Why You Shouldn’t Hug Your Knees Into Your Chest After a Backbend Practice
For exclusive access to all our stories, including sequences, teacher tips, video classes, and more, join Outside+ today.
So you’re wrapping up a big, juicy backbend practice, and you just finished your last Urdhva Dhanurasana (Upward Bow Pose). You feel good. And you know what would make you feel even better? Rewarding yourself by hugging your knees into your chest.
Well, not so fast.
On Saturday, in a sunlit classroom nestled amid the redwoods at the yoga retreat center 1440 Multiversity for Yoga Journal’s event, The Practice, master teachers Colleen Saidman Yee and Rodney Yee were leading a 90-minute backbend sequence.
Toward the end of the practice, once students had finished their Bridge and Upward Bow Poses, they wanted to do just that: Give themselves a hug. Here, Colleen and Rodney share why forward bending after a long series of backbends may be harmful to your spine, along with what you should do instead for optimal back health.

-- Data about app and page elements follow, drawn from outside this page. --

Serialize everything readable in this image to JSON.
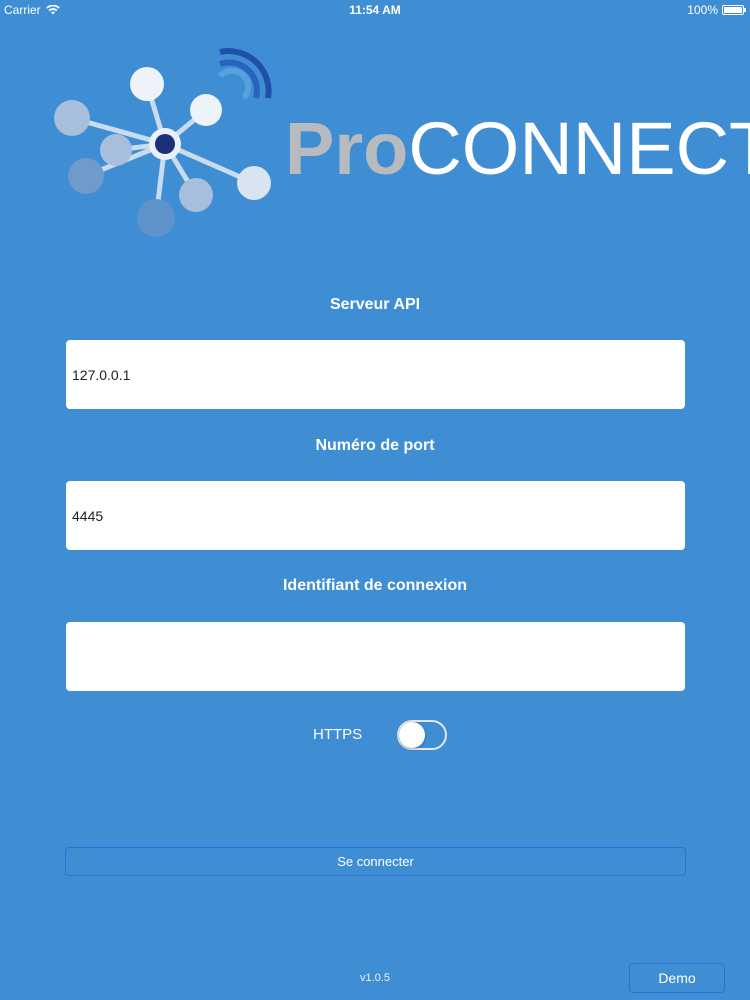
{
  "status_bar": {
    "carrier": "Carrier",
    "time": "11:54 AM",
    "battery": "100%",
    "wifi_icon": "wifi-icon",
    "battery_icon": "battery-icon"
  },
  "logo": {
    "pro": "Pro",
    "connect": "CONNECT",
    "icon": "network-node-icon"
  },
  "form": {
    "server_label": "Serveur API",
    "server_value": "127.0.0.1",
    "port_label": "Numéro de port",
    "port_value": "4445",
    "login_label": "Identifiant de connexion",
    "login_value": "",
    "https_label": "HTTPS",
    "https_enabled": false
  },
  "actions": {
    "connect_label": "Se connecter",
    "demo_label": "Demo"
  },
  "footer": {
    "version": "v1.0.5"
  },
  "colors": {
    "background": "#3f8ed3",
    "button_border": "#2f6fd6",
    "logo_pro": "#b7bbbf"
  }
}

Want to learn more? Join Colleen for Yoga for Inner Peace, 3-month course that will help you release your emotions and get rid of that nagging feeling that you are not enough (click here to sign up). Or join Rodney for his Master Class: Pranayama through Urban Zen Integrative Therapy, an intensive workshop that will explore the fundamentals of breathwork like you never have before (click here to sign up).